━━━ Recorded data

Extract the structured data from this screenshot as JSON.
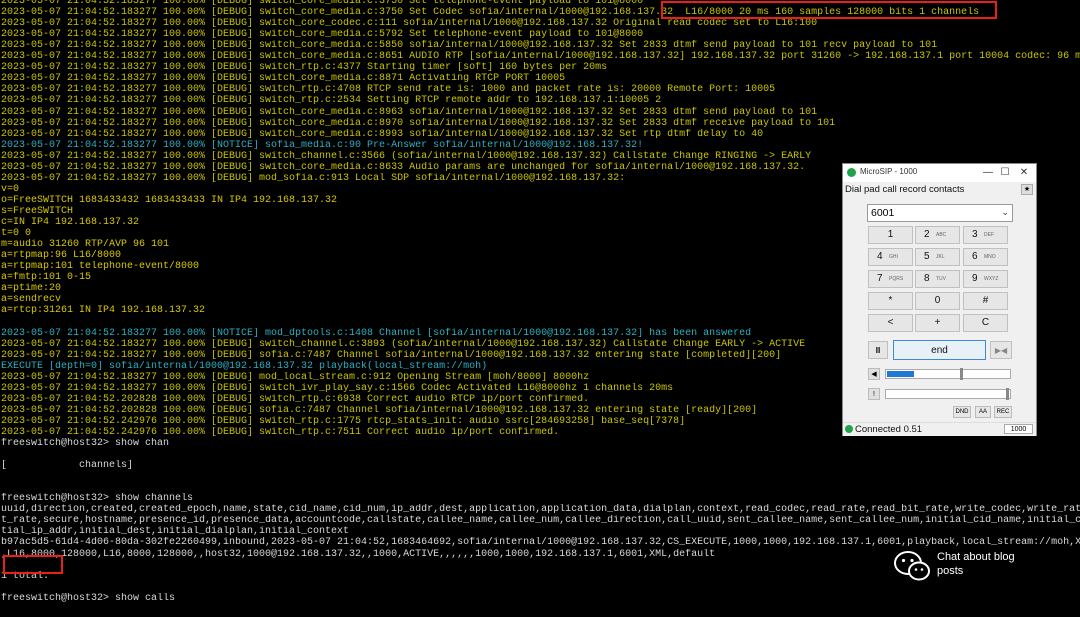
{
  "terminal": {
    "lines": [
      {
        "text": "2023-05-07 21:04:52.183277 100.00% [DEBUG] switch_core_media.c:3750 Set telephone-event payload to 101@8000",
        "kind": "debug"
      },
      {
        "text": "2023-05-07 21:04:52.183277 100.00% [DEBUG] switch_core_media.c:3750 Set Codec sofia/internal/1000@192.168.137.32  L16/8000 20 ms 160 samples 128000 bits 1 channels",
        "kind": "debug"
      },
      {
        "text": "2023-05-07 21:04:52.183277 100.00% [DEBUG] switch_core_codec.c:111 sofia/internal/1000@192.168.137.32 Original read codec set to L16:100",
        "kind": "debug"
      },
      {
        "text": "2023-05-07 21:04:52.183277 100.00% [DEBUG] switch_core_media.c:5792 Set telephone-event payload to 101@8000",
        "kind": "debug"
      },
      {
        "text": "2023-05-07 21:04:52.183277 100.00% [DEBUG] switch_core_media.c:5850 sofia/internal/1000@192.168.137.32 Set 2833 dtmf send payload to 101 recv payload to 101",
        "kind": "debug"
      },
      {
        "text": "2023-05-07 21:04:52.183277 100.00% [DEBUG] switch_core_media.c:8651 AUDIO RTP [sofia/internal/1000@192.168.137.32] 192.168.137.32 port 31260 -> 192.168.137.1 port 10004 codec: 96 ms: 20",
        "kind": "debug"
      },
      {
        "text": "2023-05-07 21:04:52.183277 100.00% [DEBUG] switch_rtp.c:4377 Starting timer [soft] 160 bytes per 20ms",
        "kind": "debug"
      },
      {
        "text": "2023-05-07 21:04:52.183277 100.00% [DEBUG] switch_core_media.c:8871 Activating RTCP PORT 10005",
        "kind": "debug"
      },
      {
        "text": "2023-05-07 21:04:52.183277 100.00% [DEBUG] switch_rtp.c:4708 RTCP send rate is: 1000 and packet rate is: 20000 Remote Port: 10005",
        "kind": "debug"
      },
      {
        "text": "2023-05-07 21:04:52.183277 100.00% [DEBUG] switch_rtp.c:2534 Setting RTCP remote addr to 192.168.137.1:10005 2",
        "kind": "debug"
      },
      {
        "text": "2023-05-07 21:04:52.183277 100.00% [DEBUG] switch_core_media.c:8963 sofia/internal/1000@192.168.137.32 Set 2833 dtmf send payload to 101",
        "kind": "debug"
      },
      {
        "text": "2023-05-07 21:04:52.183277 100.00% [DEBUG] switch_core_media.c:8970 sofia/internal/1000@192.168.137.32 Set 2833 dtmf receive payload to 101",
        "kind": "debug"
      },
      {
        "text": "2023-05-07 21:04:52.183277 100.00% [DEBUG] switch_core_media.c:8993 sofia/internal/1000@192.168.137.32 Set rtp dtmf delay to 40",
        "kind": "debug"
      },
      {
        "text": "2023-05-07 21:04:52.183277 100.00% [NOTICE] sofia_media.c:90 Pre-Answer sofia/internal/1000@192.168.137.32!",
        "kind": "notice"
      },
      {
        "text": "2023-05-07 21:04:52.183277 100.00% [DEBUG] switch_channel.c:3566 (sofia/internal/1000@192.168.137.32) Callstate Change RINGING -> EARLY",
        "kind": "debug"
      },
      {
        "text": "2023-05-07 21:04:52.183277 100.00% [DEBUG] switch_core_media.c:8633 Audio params are unchanged for sofia/internal/1000@192.168.137.32.",
        "kind": "debug"
      },
      {
        "text": "2023-05-07 21:04:52.183277 100.00% [DEBUG] mod_sofia.c:913 Local SDP sofia/internal/1000@192.168.137.32:",
        "kind": "debug"
      },
      {
        "text": "v=0",
        "kind": "sdp"
      },
      {
        "text": "o=FreeSWITCH 1683433432 1683433433 IN IP4 192.168.137.32",
        "kind": "sdp"
      },
      {
        "text": "s=FreeSWITCH",
        "kind": "sdp"
      },
      {
        "text": "c=IN IP4 192.168.137.32",
        "kind": "sdp"
      },
      {
        "text": "t=0 0",
        "kind": "sdp"
      },
      {
        "text": "m=audio 31260 RTP/AVP 96 101",
        "kind": "sdp"
      },
      {
        "text": "a=rtpmap:96 L16/8000",
        "kind": "sdp"
      },
      {
        "text": "a=rtpmap:101 telephone-event/8000",
        "kind": "sdp"
      },
      {
        "text": "a=fmtp:101 0-15",
        "kind": "sdp"
      },
      {
        "text": "a=ptime:20",
        "kind": "sdp"
      },
      {
        "text": "a=sendrecv",
        "kind": "sdp"
      },
      {
        "text": "a=rtcp:31261 IN IP4 192.168.137.32",
        "kind": "sdp"
      },
      {
        "text": "",
        "kind": "plain"
      },
      {
        "text": "2023-05-07 21:04:52.183277 100.00% [NOTICE] mod_dptools.c:1408 Channel [sofia/internal/1000@192.168.137.32] has been answered",
        "kind": "notice"
      },
      {
        "text": "2023-05-07 21:04:52.183277 100.00% [DEBUG] switch_channel.c:3893 (sofia/internal/1000@192.168.137.32) Callstate Change EARLY -> ACTIVE",
        "kind": "debug"
      },
      {
        "text": "2023-05-07 21:04:52.183277 100.00% [DEBUG] sofia.c:7487 Channel sofia/internal/1000@192.168.137.32 entering state [completed][200]",
        "kind": "debug"
      },
      {
        "text": "EXECUTE [depth=0] sofia/internal/1000@192.168.137.32 playback(local_stream://moh)",
        "kind": "exec"
      },
      {
        "text": "2023-05-07 21:04:52.183277 100.00% [DEBUG] mod_local_stream.c:912 Opening Stream [moh/8000] 8000hz",
        "kind": "debug"
      },
      {
        "text": "2023-05-07 21:04:52.183277 100.00% [DEBUG] switch_ivr_play_say.c:1566 Codec Activated L16@8000hz 1 channels 20ms",
        "kind": "debug"
      },
      {
        "text": "2023-05-07 21:04:52.202828 100.00% [DEBUG] switch_rtp.c:6938 Correct audio RTCP ip/port confirmed.",
        "kind": "debug"
      },
      {
        "text": "2023-05-07 21:04:52.202828 100.00% [DEBUG] sofia.c:7487 Channel sofia/internal/1000@192.168.137.32 entering state [ready][200]",
        "kind": "debug"
      },
      {
        "text": "2023-05-07 21:04:52.242976 100.00% [DEBUG] switch_rtp.c:1775 rtcp_stats_init: audio ssrc[284693258] base_seq[7378]",
        "kind": "debug"
      },
      {
        "text": "2023-05-07 21:04:52.242976 100.00% [DEBUG] switch_rtp.c:7511 Correct audio ip/port confirmed.",
        "kind": "debug"
      },
      {
        "text": "freeswitch@host32> show chan",
        "kind": "plain"
      },
      {
        "text": "",
        "kind": "plain"
      },
      {
        "text": "[            channels]",
        "kind": "plain"
      },
      {
        "text": "",
        "kind": "plain"
      },
      {
        "text": "",
        "kind": "plain"
      },
      {
        "text": "freeswitch@host32> show channels",
        "kind": "plain"
      },
      {
        "text": "uuid,direction,created,created_epoch,name,state,cid_name,cid_num,ip_addr,dest,application,application_data,dialplan,context,read_codec,read_rate,read_bit_rate,write_codec,write_rate,write_bi",
        "kind": "plain"
      },
      {
        "text": "t_rate,secure,hostname,presence_id,presence_data,accountcode,callstate,callee_name,callee_num,callee_direction,call_uuid,sent_callee_name,sent_callee_num,initial_cid_name,initial_cid_num,ini",
        "kind": "plain"
      },
      {
        "text": "tial_ip_addr,initial_dest,initial_dialplan,initial_context",
        "kind": "plain"
      },
      {
        "text": "b97ac5d5-61d4-4d06-80da-302fe2260499,inbound,2023-05-07 21:04:52,1683464692,sofia/internal/1000@192.168.137.32,CS_EXECUTE,1000,1000,192.168.137.1,6001,playback,local_stream://moh,XML,public",
        "kind": "plain"
      },
      {
        "text": ",L16,8000,128000,L16,8000,128000,,host32,1000@192.168.137.32,,1000,ACTIVE,,,,,,1000,1000,192.168.137.1,6001,XML,default",
        "kind": "plain"
      },
      {
        "text": "",
        "kind": "plain"
      },
      {
        "text": "1 total.",
        "kind": "plain"
      },
      {
        "text": "",
        "kind": "plain"
      },
      {
        "text": "freeswitch@host32> show calls",
        "kind": "plain"
      }
    ]
  },
  "microsip": {
    "title": "MicroSIP - 1000",
    "menu": "Dial pad call record contacts",
    "star_label": "★",
    "dial_value": "6001",
    "keys": [
      {
        "main": "1",
        "sub": ""
      },
      {
        "main": "2",
        "sub": "ABC"
      },
      {
        "main": "3",
        "sub": "DEF"
      },
      {
        "main": "4",
        "sub": "GHI"
      },
      {
        "main": "5",
        "sub": "JKL"
      },
      {
        "main": "6",
        "sub": "MNO"
      },
      {
        "main": "7",
        "sub": "PQRS"
      },
      {
        "main": "8",
        "sub": "TUV"
      },
      {
        "main": "9",
        "sub": "WXYZ"
      },
      {
        "main": "*",
        "sub": ""
      },
      {
        "main": "0",
        "sub": ""
      },
      {
        "main": "#",
        "sub": ""
      },
      {
        "main": "<",
        "sub": ""
      },
      {
        "main": "+",
        "sub": ""
      },
      {
        "main": "C",
        "sub": ""
      }
    ],
    "hold_label": "II",
    "end_label": "end",
    "transfer_label": "▶◀",
    "speaker_label": "◀",
    "mic_label": "!",
    "speaker_level": 0.22,
    "buttons_small": [
      "DND",
      "AA",
      "REC"
    ],
    "status_text": "Connected 0.51",
    "status_ext": "1000"
  },
  "watermark": {
    "text": "Chat about blog posts"
  }
}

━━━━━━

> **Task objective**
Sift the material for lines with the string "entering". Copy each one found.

> **Task answer**
        "text": "2023-05-07 21:04:52.183277 100.00% [DEBUG] sofia.c:7487 Channel sofia/internal/1000@192.168.137.32 entering state [completed][200]",
        "text": "2023-05-07 21:04:52.202828 100.00% [DEBUG] sofia.c:7487 Channel sofia/internal/1000@192.168.137.32 entering state [ready][200]",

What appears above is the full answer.